(Given data Opens)

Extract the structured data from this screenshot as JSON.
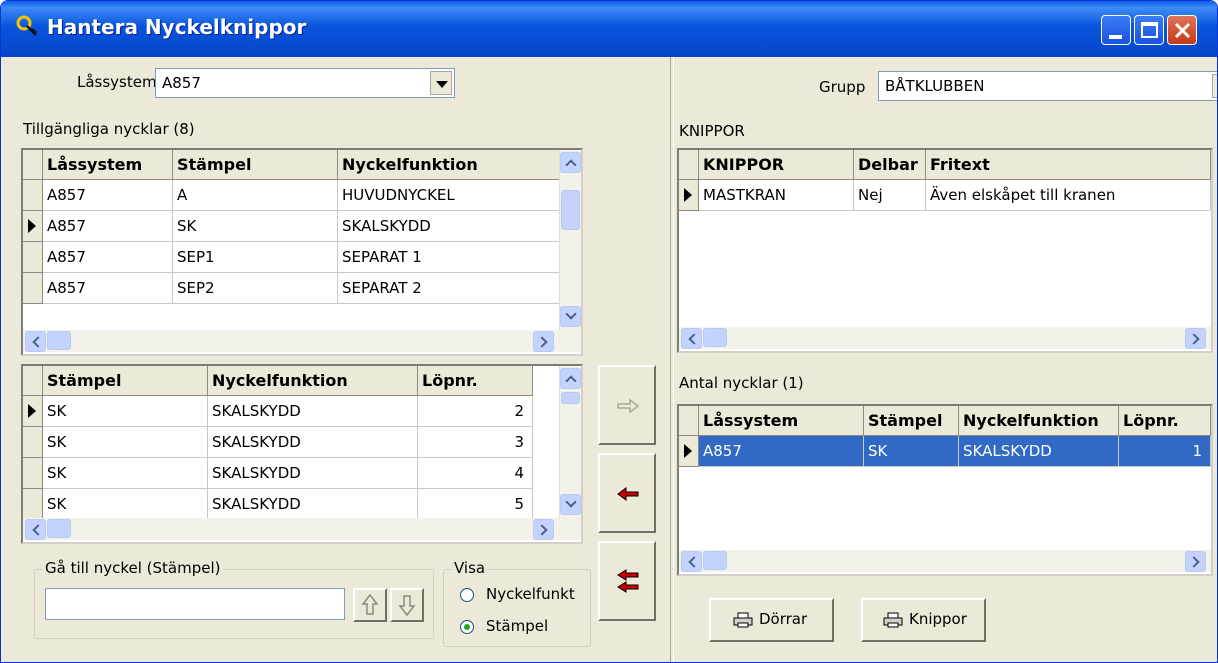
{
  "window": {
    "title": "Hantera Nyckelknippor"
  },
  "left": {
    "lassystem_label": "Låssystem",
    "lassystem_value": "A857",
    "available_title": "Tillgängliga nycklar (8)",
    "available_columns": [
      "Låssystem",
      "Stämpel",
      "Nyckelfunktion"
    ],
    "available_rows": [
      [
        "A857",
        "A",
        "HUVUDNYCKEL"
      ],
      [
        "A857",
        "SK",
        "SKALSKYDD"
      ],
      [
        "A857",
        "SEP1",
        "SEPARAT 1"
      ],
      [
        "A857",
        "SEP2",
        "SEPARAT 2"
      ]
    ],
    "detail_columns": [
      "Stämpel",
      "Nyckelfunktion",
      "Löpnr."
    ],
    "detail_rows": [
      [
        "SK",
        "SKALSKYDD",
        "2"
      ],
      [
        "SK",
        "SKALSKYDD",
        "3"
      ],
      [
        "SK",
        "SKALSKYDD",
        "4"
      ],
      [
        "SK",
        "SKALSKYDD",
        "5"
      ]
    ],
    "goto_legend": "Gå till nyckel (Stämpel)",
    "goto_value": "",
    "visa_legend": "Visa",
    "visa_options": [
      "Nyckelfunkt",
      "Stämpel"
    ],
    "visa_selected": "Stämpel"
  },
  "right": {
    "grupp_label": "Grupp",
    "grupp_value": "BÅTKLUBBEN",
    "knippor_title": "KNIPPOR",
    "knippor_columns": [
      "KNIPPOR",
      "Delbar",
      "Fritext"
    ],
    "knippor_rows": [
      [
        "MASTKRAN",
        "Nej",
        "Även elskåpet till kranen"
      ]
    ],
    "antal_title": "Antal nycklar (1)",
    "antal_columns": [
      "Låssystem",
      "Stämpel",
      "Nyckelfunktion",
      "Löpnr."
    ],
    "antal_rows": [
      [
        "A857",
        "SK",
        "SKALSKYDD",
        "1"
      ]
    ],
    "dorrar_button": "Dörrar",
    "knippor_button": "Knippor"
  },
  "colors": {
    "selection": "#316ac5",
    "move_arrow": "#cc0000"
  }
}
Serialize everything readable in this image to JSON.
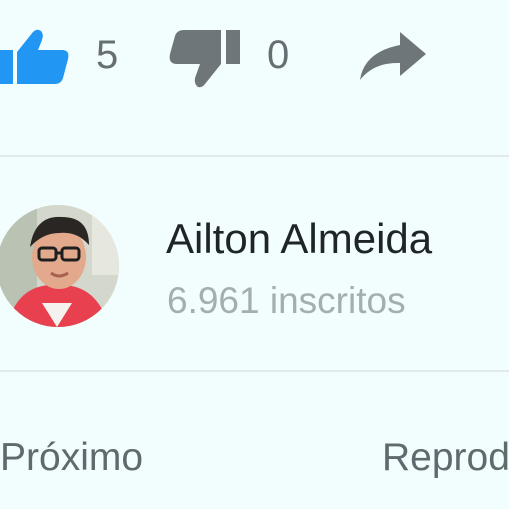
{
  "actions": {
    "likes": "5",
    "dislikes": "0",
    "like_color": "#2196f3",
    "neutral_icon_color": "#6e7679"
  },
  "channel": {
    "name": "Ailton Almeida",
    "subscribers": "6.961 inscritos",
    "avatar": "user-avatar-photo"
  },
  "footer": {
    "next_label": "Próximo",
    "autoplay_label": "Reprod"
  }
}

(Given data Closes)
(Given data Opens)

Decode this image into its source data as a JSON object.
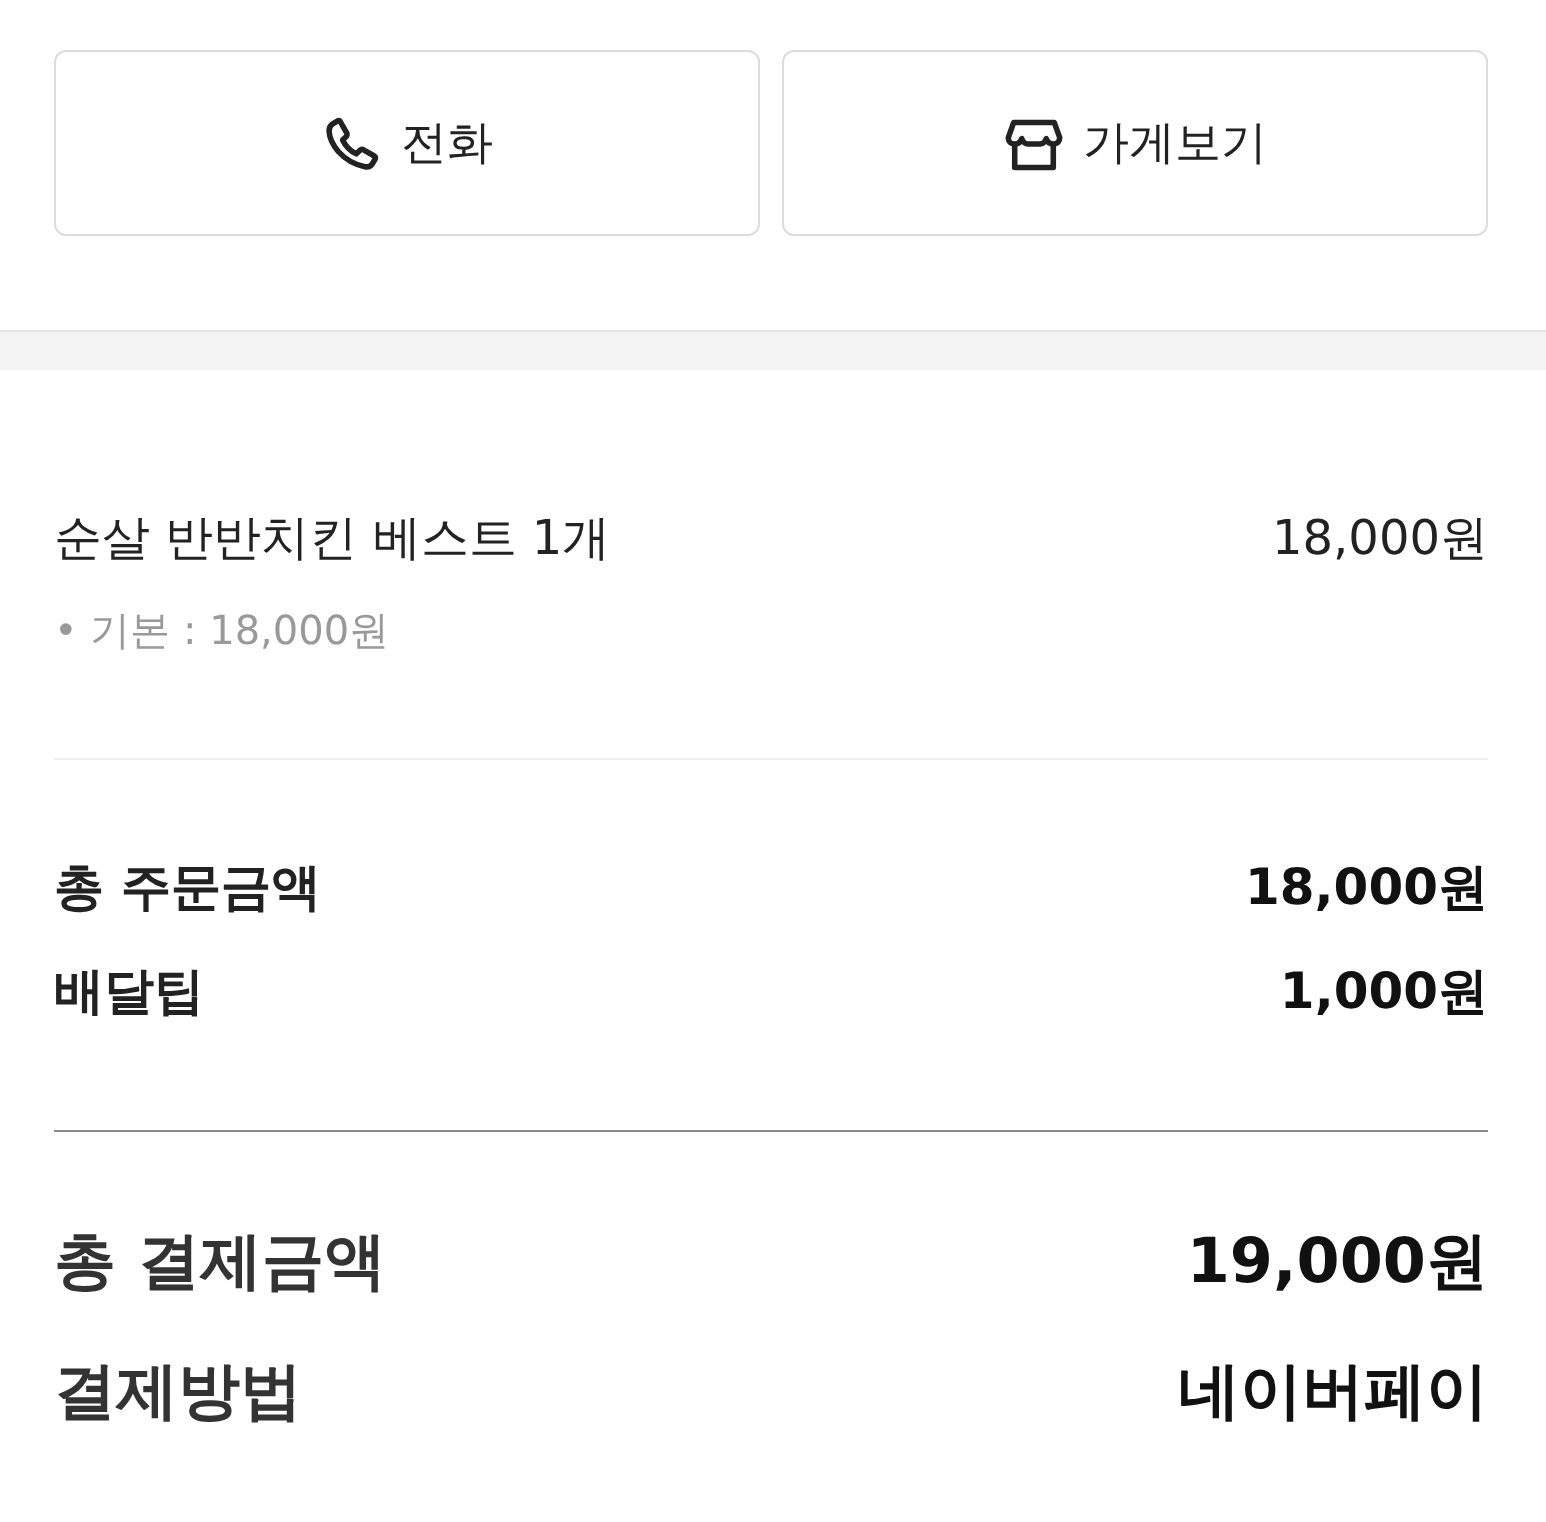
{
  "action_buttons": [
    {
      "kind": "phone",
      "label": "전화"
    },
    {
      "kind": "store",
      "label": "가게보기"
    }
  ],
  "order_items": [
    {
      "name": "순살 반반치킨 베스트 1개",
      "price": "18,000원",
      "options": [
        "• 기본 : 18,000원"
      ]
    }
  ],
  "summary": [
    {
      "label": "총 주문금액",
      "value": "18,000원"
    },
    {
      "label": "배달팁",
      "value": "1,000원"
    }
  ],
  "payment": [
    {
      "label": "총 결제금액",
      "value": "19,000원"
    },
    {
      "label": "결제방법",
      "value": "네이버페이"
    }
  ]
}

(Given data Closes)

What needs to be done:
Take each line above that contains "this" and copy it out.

Exercise output:
Extract the structured data from this screenshot as JSON.
Serialize everything readable in this image to JSON.
Decode this image into its source data as a JSON object.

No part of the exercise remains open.